“What a lot of [people] don’t realize is that 51 children were left without fathers, 24 from another sector were injured, and four are in the County Burn Unit,” said Rich Bauer, director of community programs at United Phoenix Firefighter Charities. “This is the worst tragedy for firefighters anywhere in the world since the attacks on 9/11.”
During the first five days of the fire, The Salvation Army distributed thousands of meals and drinks to first responders and evacuees of the Yarnell Hill fires. Members of the Prescott (Ariz.) Corps offered spiritual and emotional guidance, while Salvation Army Emergency Disaster Services gave out clothing, clean-up kits, utility assistance and groceries to those affected by the fire.
“As is the case with disasters, the Army’s work has been extraordinary, and it has only just begun,” said Marlene Klotz-Collins, a member of The Salvation Army Phoenix Advisory Board and the National Advisory Board. “Countless individuals have been introduced to The Salvation Army during these heartbreaking days…for many, many people, the Army is no longer a ‘best kept secret.’”
According to Southwest Divisional Commander Lt. Colonel Joe Posillico, the Yavapai County Emergency Operations Center reported that most of the families that lost their homes have little income and no insurance, so The Salvation Army has temporary housing available, if needed.
On July 7, a 125-mile processional carried the bodies of the 19 fallen firefighters from Phoenix to Prescott, their hometown. The 19 white hearses with the name of each firefighter posted on the side of the vehicle slowly passed the Prescott Corps, where members and Corps Officer Lt. Elaine Mansoor and Assistant Corps Officer Lt. Mareah Morrow stood to honor them.

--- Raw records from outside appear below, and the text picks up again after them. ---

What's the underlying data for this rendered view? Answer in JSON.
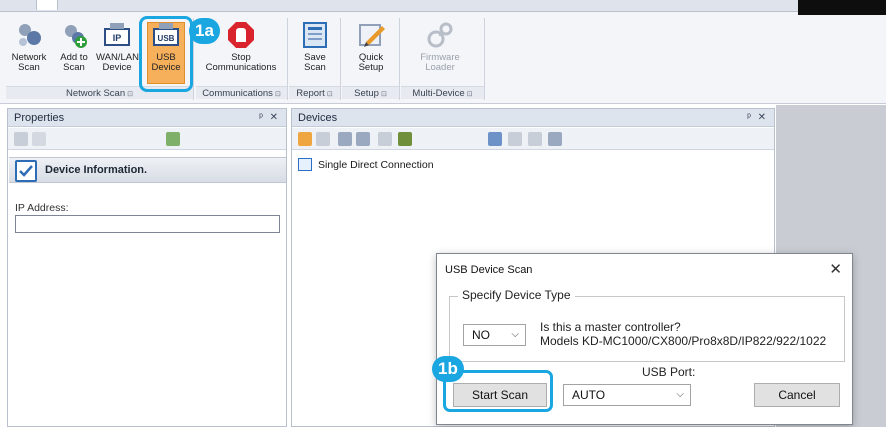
{
  "ribbon": {
    "groups": {
      "network_scan": {
        "label": "Network Scan"
      },
      "communications": {
        "label": "Communications"
      },
      "report": {
        "label": "Report"
      },
      "setup": {
        "label": "Setup"
      },
      "multi_device": {
        "label": "Multi-Device"
      }
    },
    "buttons": {
      "network_scan": {
        "line1": "Network",
        "line2": "Scan"
      },
      "add_to_scan": {
        "line1": "Add to",
        "line2": "Scan"
      },
      "wan_lan": {
        "line1": "WAN/LAN",
        "line2": "Device",
        "icon_text": "IP"
      },
      "usb_device": {
        "line1": "USB",
        "line2": "Device",
        "icon_text": "USB"
      },
      "stop_comm": {
        "line1": "Stop",
        "line2": "Communications"
      },
      "save_scan": {
        "line1": "Save",
        "line2": "Scan"
      },
      "quick_setup": {
        "line1": "Quick",
        "line2": "Setup"
      },
      "firmware_loader": {
        "line1": "Firmware",
        "line2": "Loader"
      }
    },
    "launcher_glyph": "⊡"
  },
  "callouts": {
    "step_1a": "1a",
    "step_1b": "1b"
  },
  "properties_panel": {
    "title": "Properties",
    "pin_close": "ᵖ ✕",
    "section_title": "Device Information.",
    "ip_label": "IP Address:",
    "ip_value": ""
  },
  "devices_panel": {
    "title": "Devices",
    "pin_close": "ᵖ ✕",
    "tree_items": [
      "Single Direct Connection"
    ]
  },
  "dialog": {
    "title": "USB Device Scan",
    "close_glyph": "✕",
    "device_type_legend": "Specify Device Type",
    "master_select_value": "NO",
    "question_line1": "Is this a master controller?",
    "question_line2": "Models KD-MC1000/CX800/Pro8x8D/IP822/922/1022",
    "port_label": "USB Port:",
    "port_select_value": "AUTO",
    "start_button": "Start Scan",
    "cancel_button": "Cancel",
    "dropdown_glyph": "⌵"
  },
  "colors": {
    "callout_blue": "#1aa6e0",
    "usb_active_orange": "#f6b05b",
    "stop_red": "#d9232d"
  }
}
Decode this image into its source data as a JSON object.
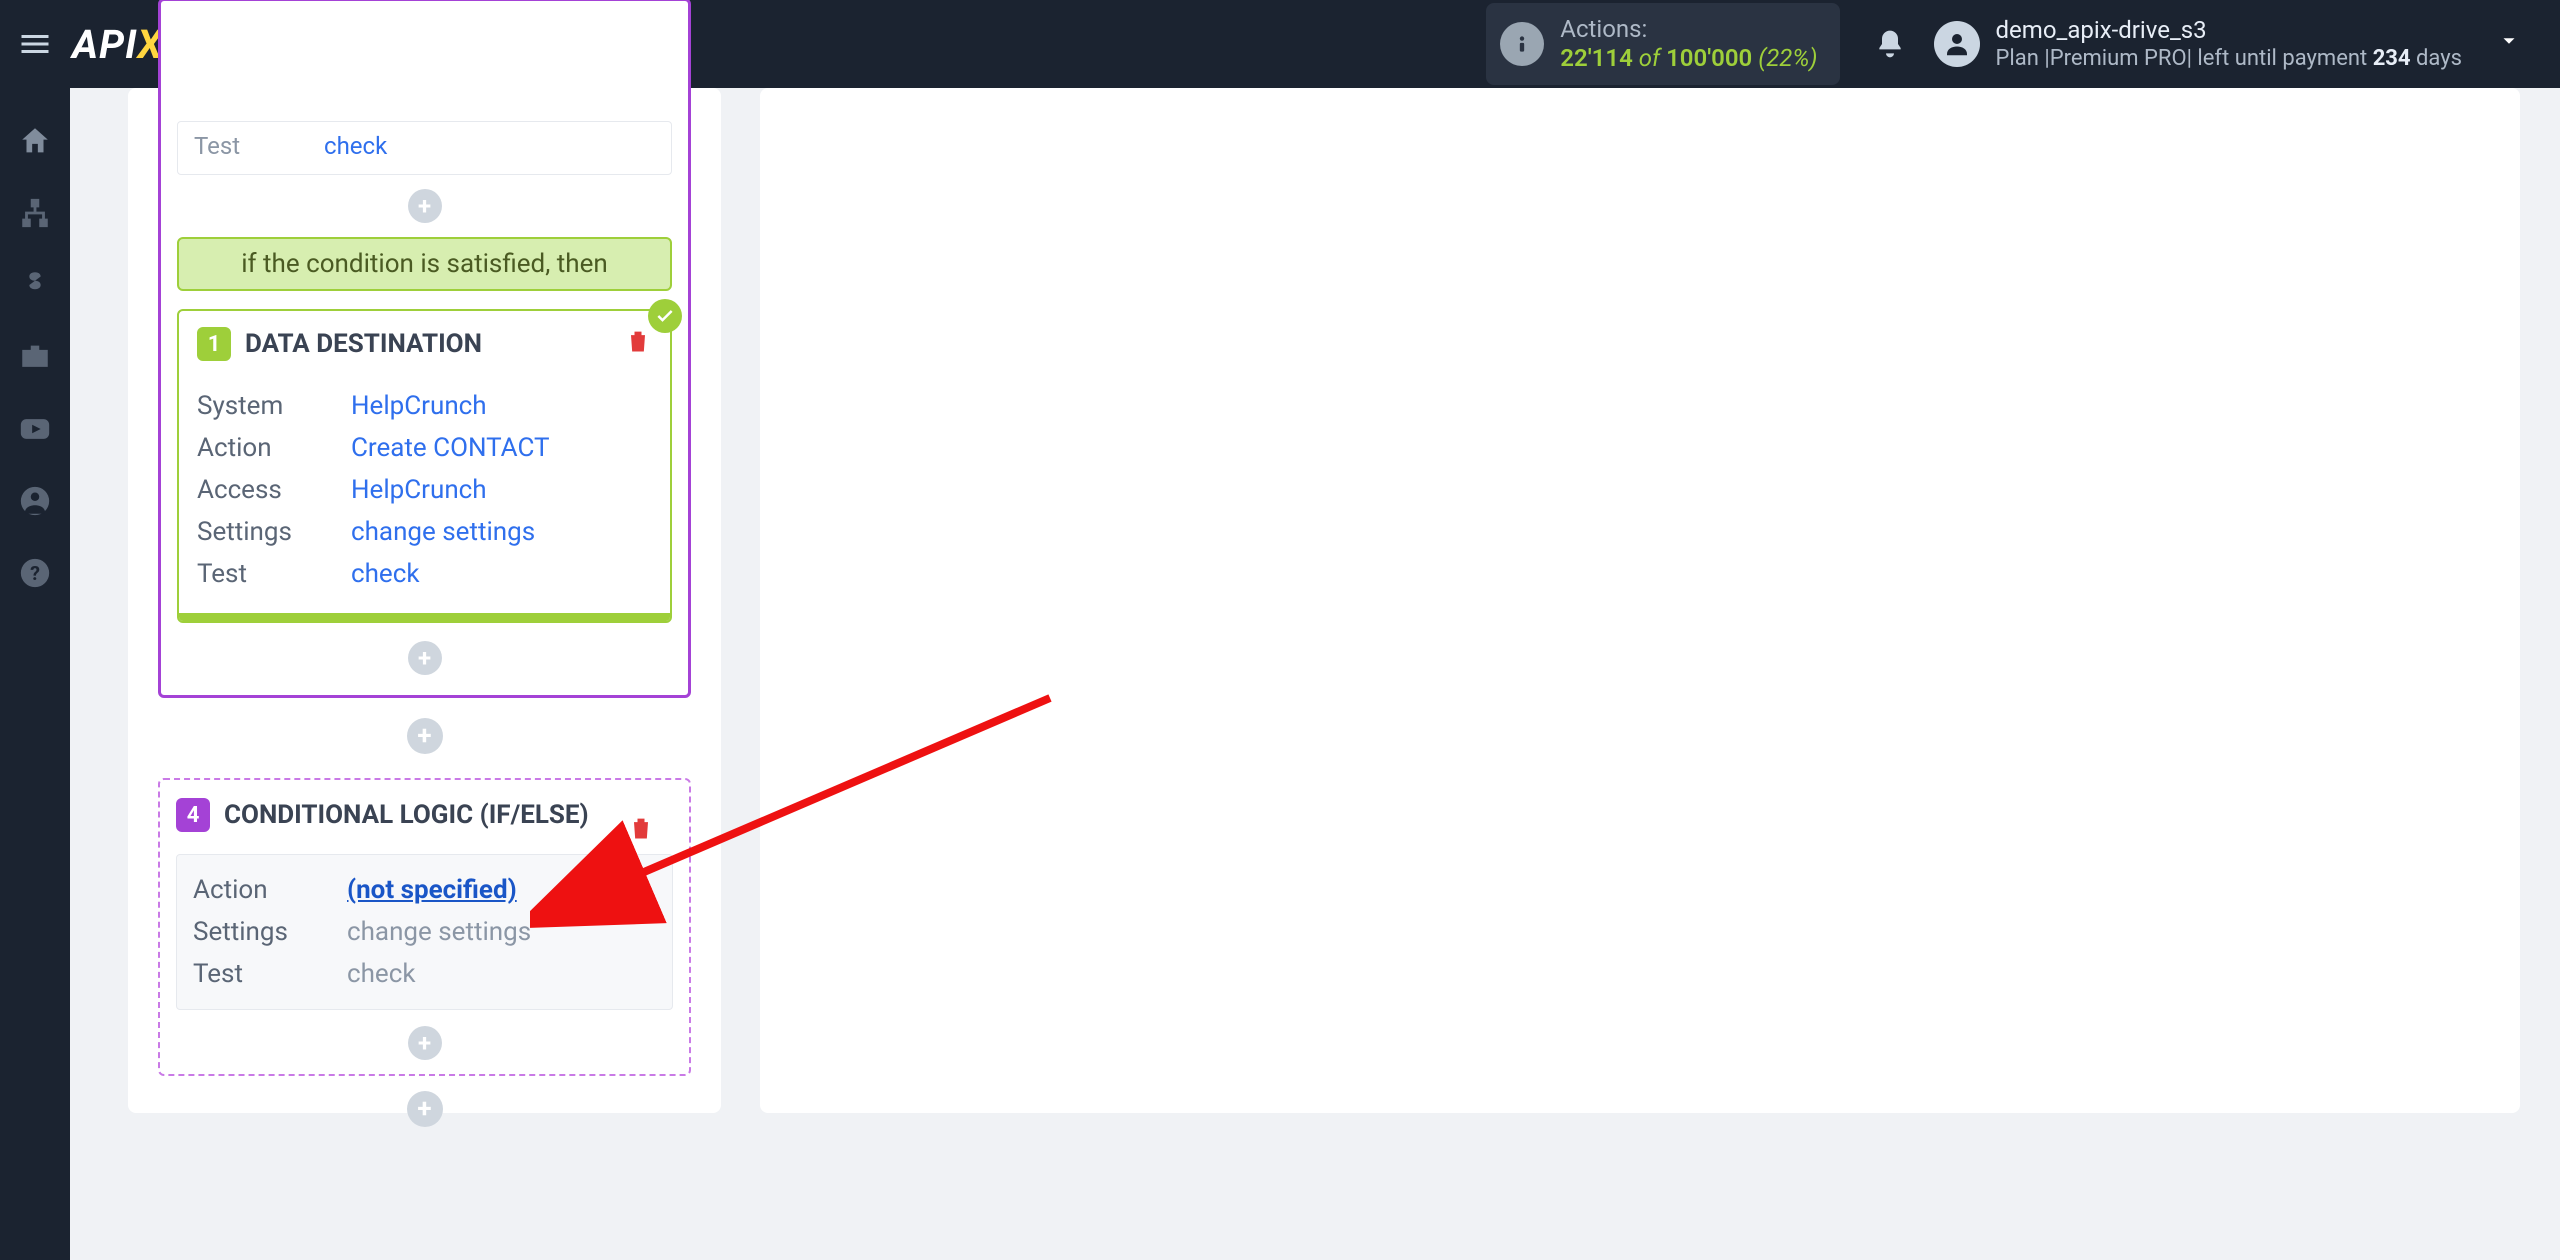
{
  "header": {
    "actions_label": "Actions:",
    "actions_used": "22'114",
    "actions_of": "of",
    "actions_total": "100'000",
    "actions_pct": "(22%)",
    "user_name": "demo_apix-drive_s3",
    "plan_prefix": "Plan |Premium PRO| left until payment ",
    "plan_days": "234",
    "plan_suffix": " days"
  },
  "flow": {
    "test_label": "Test",
    "check_link": "check",
    "condition_banner": "if the condition is satisfied, then",
    "dest": {
      "num": "1",
      "title": "DATA DESTINATION",
      "rows": {
        "system_k": "System",
        "system_v": "HelpCrunch",
        "action_k": "Action",
        "action_v": "Create CONTACT",
        "access_k": "Access",
        "access_v": "HelpCrunch",
        "settings_k": "Settings",
        "settings_v": "change settings",
        "test_k": "Test",
        "test_v": "check"
      }
    },
    "logic": {
      "num": "4",
      "title": "CONDITIONAL LOGIC (IF/ELSE)",
      "rows": {
        "action_k": "Action",
        "action_v": "(not specified)",
        "settings_k": "Settings",
        "settings_v": "change settings",
        "test_k": "Test",
        "test_v": "check"
      }
    }
  }
}
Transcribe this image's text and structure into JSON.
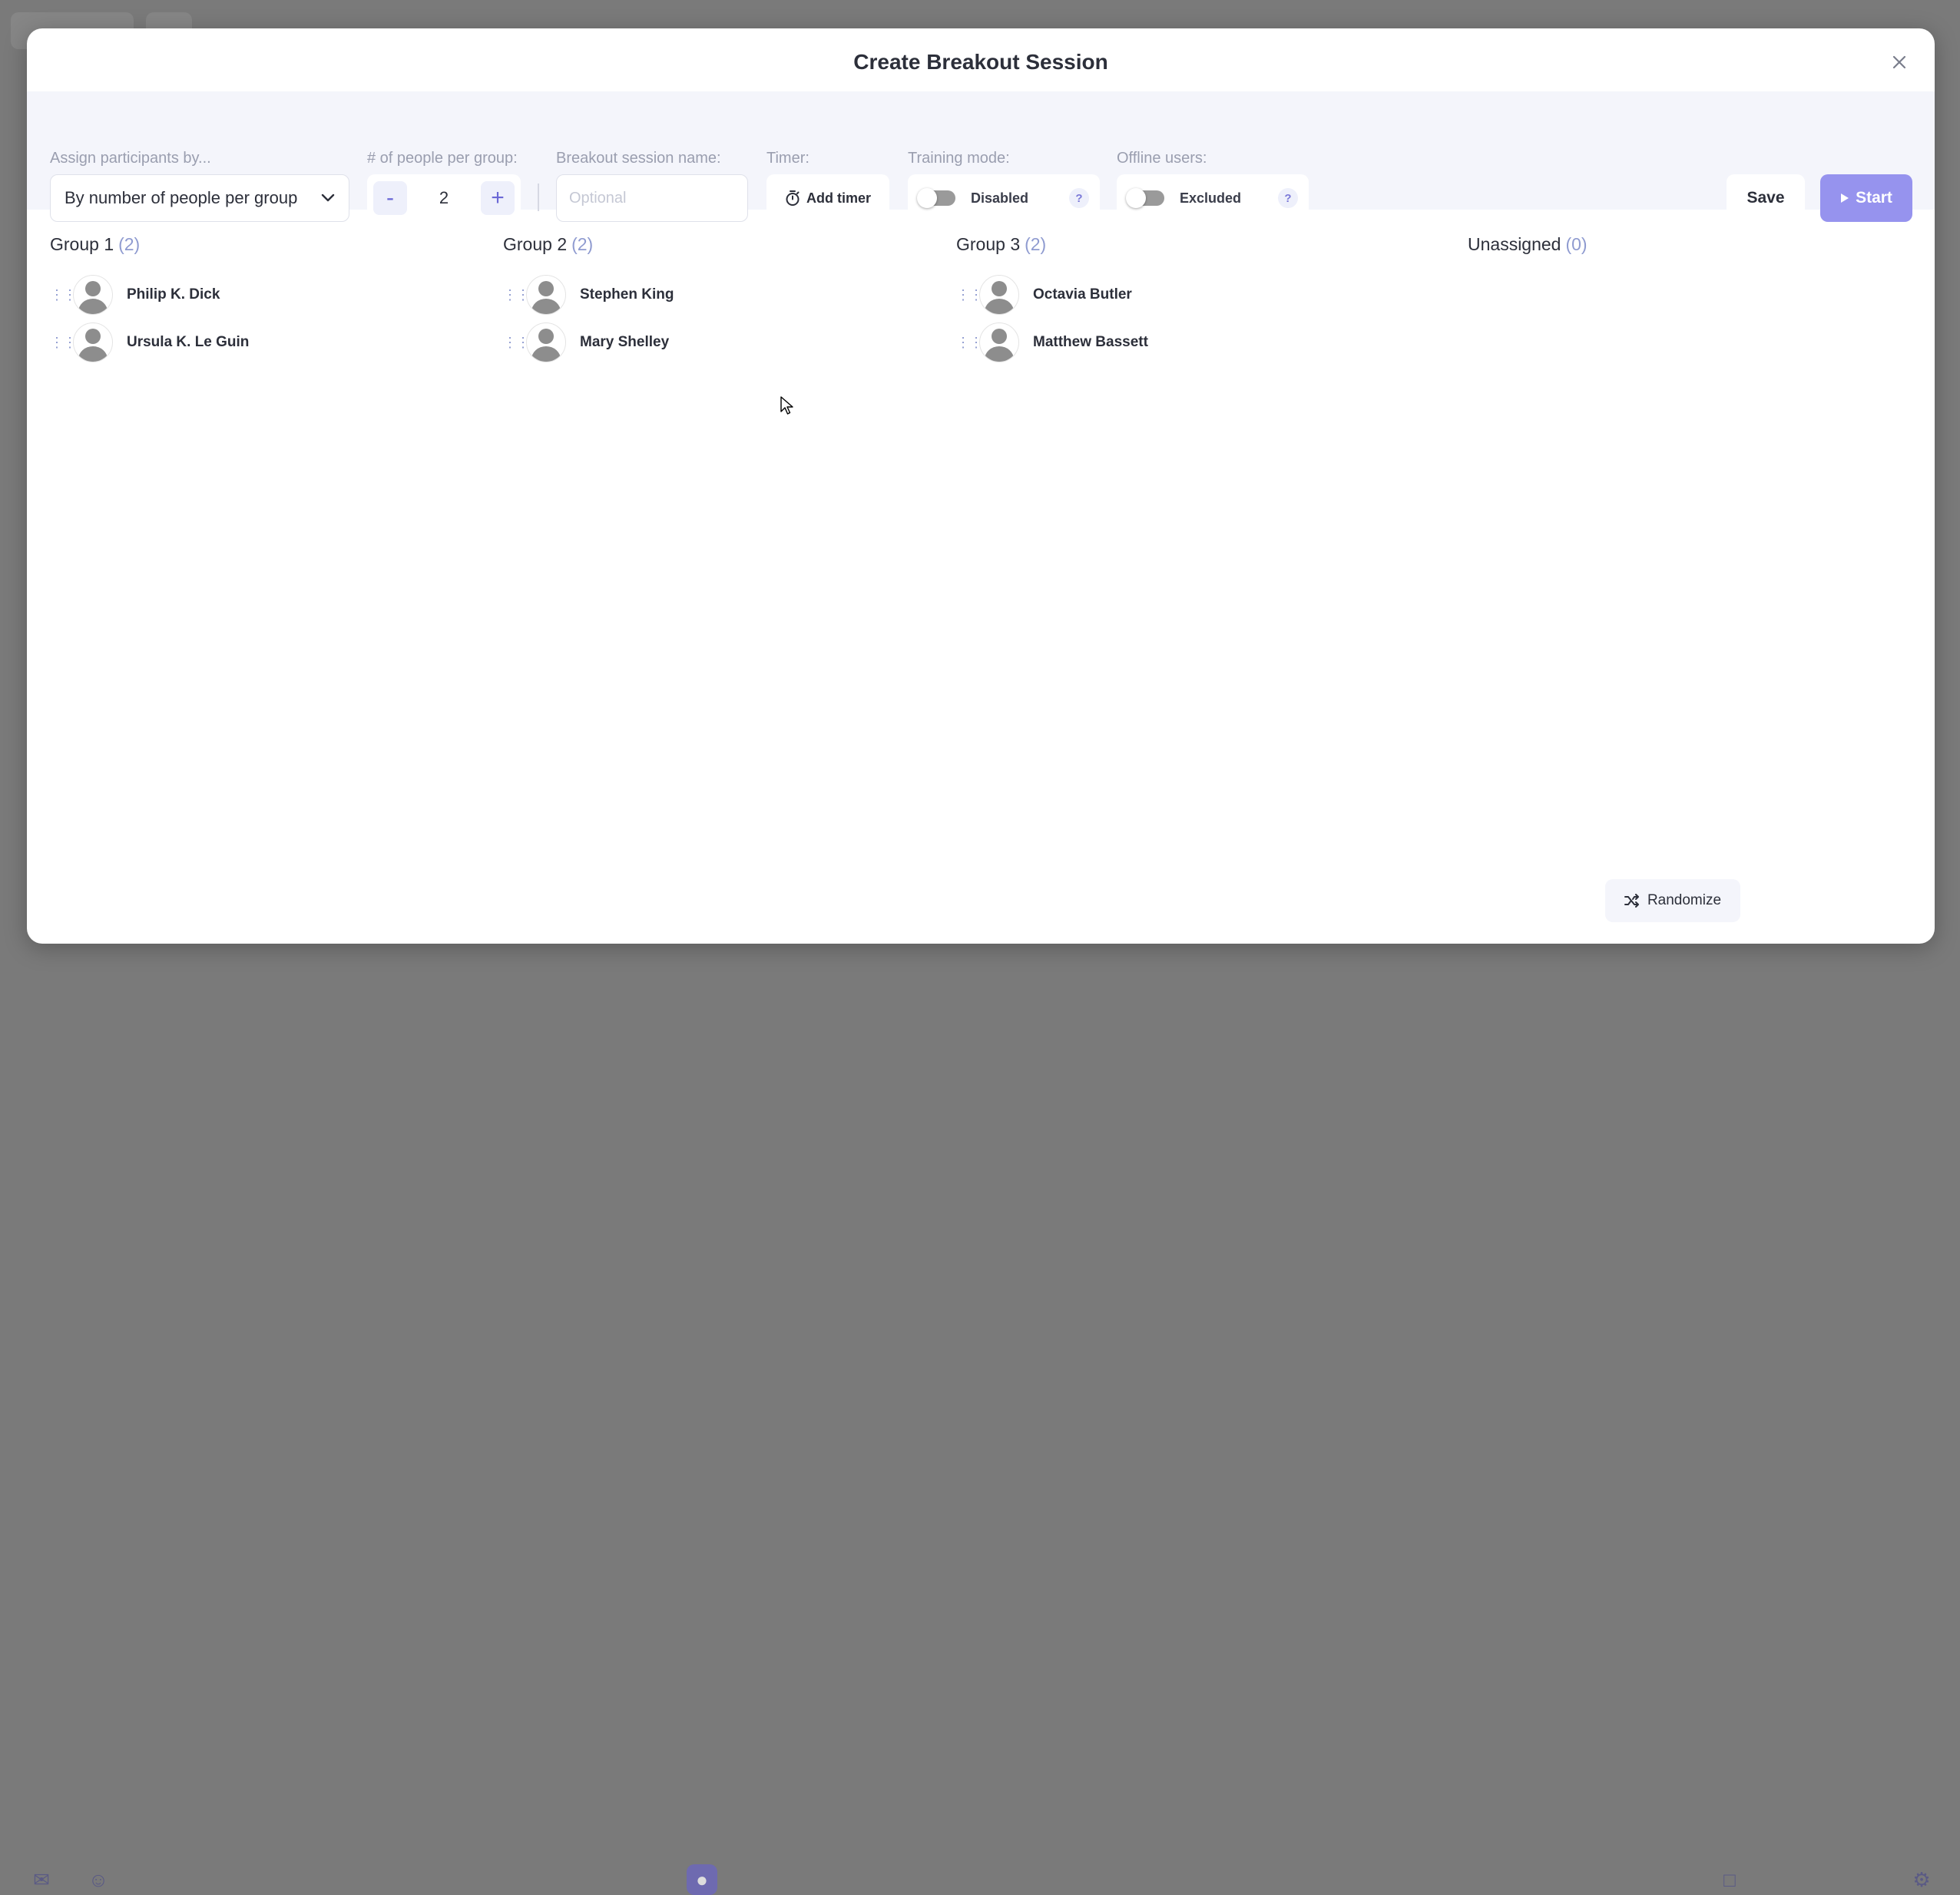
{
  "modal": {
    "title": "Create Breakout Session",
    "close_icon": "close-icon"
  },
  "toolbar": {
    "assign_label": "Assign participants by...",
    "assign_value": "By number of people per group",
    "people_label": "# of people per group:",
    "people_minus": "-",
    "people_value": "2",
    "people_plus": "+",
    "name_label": "Breakout session name:",
    "name_placeholder": "Optional",
    "name_value": "",
    "timer_label": "Timer:",
    "timer_button": "Add timer",
    "training_label": "Training mode:",
    "training_state": "Disabled",
    "training_on": false,
    "offline_label": "Offline users:",
    "offline_state": "Excluded",
    "offline_on": false,
    "help": "?",
    "save_label": "Save",
    "start_label": "Start"
  },
  "groups": [
    {
      "title": "Group 1",
      "count": "(2)",
      "members": [
        "Philip K. Dick",
        "Ursula K. Le Guin"
      ]
    },
    {
      "title": "Group 2",
      "count": "(2)",
      "members": [
        "Stephen King",
        "Mary Shelley"
      ]
    },
    {
      "title": "Group 3",
      "count": "(2)",
      "members": [
        "Octavia Butler",
        "Matthew Bassett"
      ]
    },
    {
      "title": "Unassigned",
      "count": "(0)",
      "members": []
    }
  ],
  "randomize_label": "Randomize",
  "colors": {
    "accent": "#6b68d6",
    "start_button": "#9693ee",
    "toolbar_bg": "#f4f5fb",
    "count_text": "#8f9bd0"
  }
}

Mansoor and Morrow—just commissioned—recently arrived in Prescott for their first Salvation Army appointment.
“This has been one of the most heartbreaking situations I have ever been in,” Morrow said. “At the same time, I am blessed and encouraged to see a community rally together and support one another in any and every way they can.”
Army volunteers offered meals, prayers and encouragement to members of the processional at the Yavapai County Fairgrounds.
“Nineteen is just a number to most people, but when you see 19 hearses carrying 19 of your fallen brothers, reality punches you in the stomach” Bauer said.
Support for the command center, the families and the community continued through a memorial service on July 9; afterward, funerals took place over the next four days for each firefighter.
Salvation Army personnel are stationed in Yarnell, where they will operate two assistance centers at the Yarnell Community Presbyterian Church and State Individual Assistance Center. The centers will be open daily from 9 a.m. to 2 p.m. to help with the physical, emotional and spiritual needs of the community.
“Our hearts go out to the families of this community because we know them and love them,” said Captain Randy Hart, incident commander for The Salvation Army. “We are humbled to help out in any way that we can.”
Recovery efforts are expected to be long-term and The Salvation Army will be present as long as needed.
“We believe that God is a the great comforter and encourager,” Posillico said. “In spite of the tremendous loss of life, he will make his presence known and felt by those who have suffered such loss.”
Donate online at donate.salvationarmyusa.org/southwest/Yarnell-Fire, or call 1-800-SAL-ARMY (1-800-725-2769) and designate “AZ Fires.” Mail checks to The Salvation Army, P.O. Box 80066, Prescott, AZ 86304 (note “AZ Fires”).